The station is located 40 kilometres (25 mi) from the mouth of the Alta River, and it receives most of its water from the great Finnmarksvidda plateau. Below the power station, the river has salmon, and is a good fishing river. The station consists of two generators, at 100 megawatts (130,000 hp) and 50 megawatts (67,000 hp), respectively. The station utilises a 185 metres (607 ft) fall from the dam at the end of the 18-kilometre (11 mi) long reservoir Virdnejávri. From the 145-metre (476 ft) tall Virdnejávr Dam to the end of the power station the river is dry for about 2 kilometres (1.2 mi). It is the tallest dam in the country.[2]

Controversy[edit]

Main article: Alta controversy

The background for the controversy was a published plan by the Norwegian Water Resources and Energy Directorate (NVE) that called for the construction of a dam and hydroelectric power plant that would create an artificial lake and inundate the Sami village of Máze. After the initial plan met political resistance, a less ambitious project was proposed that would cause less displacement of Sami residents and less disruption for reindeer migration and wild salmon fishing.

In 1978, the popular movement against development of the Alta-Kautokeino waterway (Folkeaksjonen mot utbygging av Alta-Kautokeinovassdraget) was founded, creating an organizational platform for first opposing and then resisting construction work. This group and others filed for an injunction in Norwegian courts against the Norwegian government to prevent construction from commencing.

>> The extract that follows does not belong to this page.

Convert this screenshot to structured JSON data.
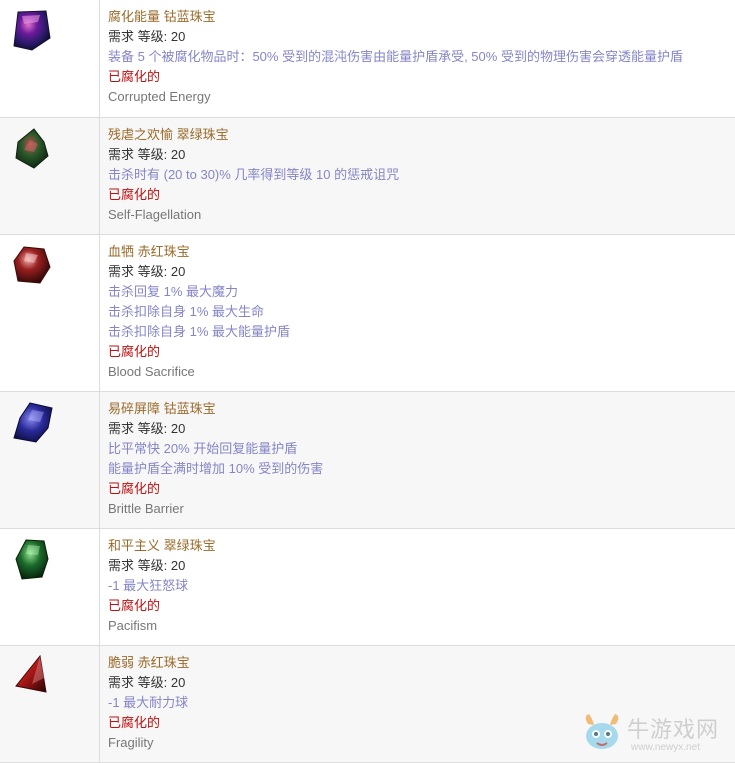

In the fall of 1979, as construction was ready to start, two acts of civil disobedience started. At the construction site itself at Stilla, a number of activists sat down and blocked the machines from starting their work; and at the same time, a number of Sami activists camped outside the Norwegian parliament, starting a hunger strike.

The prime minister at the time, Odvar Nordli, pre-empted such an escalation by promising a review of the parliament's decision, but the Norwegian parliament subsequently confirmed its decision to dam the river. More than one thousand protesters chained themselves to the site when the work started again in January 1981. The police responded with large forces, and at one point 10% of all Norwegian police officers were stationed in Alta and quartered in a cruise ship. The protesters were forcibly removed by police.

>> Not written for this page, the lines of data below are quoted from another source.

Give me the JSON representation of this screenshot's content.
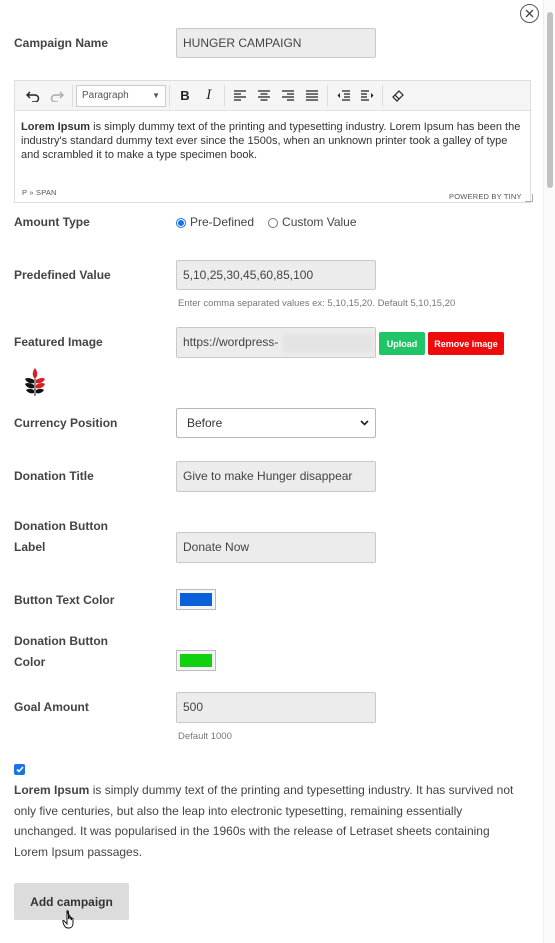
{
  "close_icon": "close-icon",
  "campaign_name": {
    "label": "Campaign Name",
    "value": "HUNGER CAMPAIGN"
  },
  "editor": {
    "format_select": "Paragraph",
    "body_bold": "Lorem Ipsum",
    "body_text": " is simply dummy text of the printing and typesetting industry. Lorem Ipsum has been the industry's standard dummy text ever since the 1500s, when an unknown printer took a galley of type and scrambled it to make a type specimen book.",
    "path": "P » SPAN",
    "powered_by": "POWERED BY TINY"
  },
  "amount_type": {
    "label": "Amount Type",
    "option1": "Pre-Defined",
    "option2": "Custom Value",
    "selected": "Pre-Defined"
  },
  "predefined_value": {
    "label": "Predefined Value",
    "value": "5,10,25,30,45,60,85,100",
    "hint": "Enter comma separated values ex: 5,10,15,20. Default 5,10,15,20"
  },
  "featured_image": {
    "label": "Featured Image",
    "value": "https://wordpress-",
    "upload_label": "Upload",
    "remove_label": "Remove image"
  },
  "currency_position": {
    "label": "Currency Position",
    "value": "Before"
  },
  "donation_title": {
    "label": "Donation Title",
    "value": "Give to make Hunger disappear"
  },
  "donation_button_label": {
    "label_line1": "Donation Button",
    "label_line2": "Label",
    "value": "Donate Now"
  },
  "button_text_color": {
    "label": "Button Text Color",
    "color": "#0b5fd9"
  },
  "donation_button_color": {
    "label_line1": "Donation Button",
    "label_line2": "Color",
    "color": "#10d010"
  },
  "goal_amount": {
    "label": "Goal Amount",
    "value": "500",
    "hint": "Default 1000"
  },
  "terms": {
    "checked": true,
    "bold": "Lorem Ipsum",
    "text": " is simply dummy text of the printing and typesetting industry. It has survived not only five centuries, but also the leap into electronic typesetting, remaining essentially unchanged. It was popularised in the 1960s with the release of Letraset sheets containing Lorem Ipsum passages."
  },
  "submit": {
    "label": "Add campaign"
  }
}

For the first time since World War II, individuals were arrested and charged with violating laws against rioting. The central organizations for the Sami people discontinued all cooperation with the Norwegian government. The Supreme Court ruled in favor of the government in early 1982, at which point organized opposition to the power plant ceased, and the power plant was built.[3]

References[edit]

  1. ^ Store norske leksikon. "Altaelva" (in Norwegian). Retrieved 2013-01-14. 
  2. ^ "Norsk Dambygging" (in Norwegian). NTNU. 22 October 2013. Retrieved 5 May 2014. 
  3. ^ Store norske leksikon. "Alta-saken" (in Norwegian). Retrieved 2013-01-14.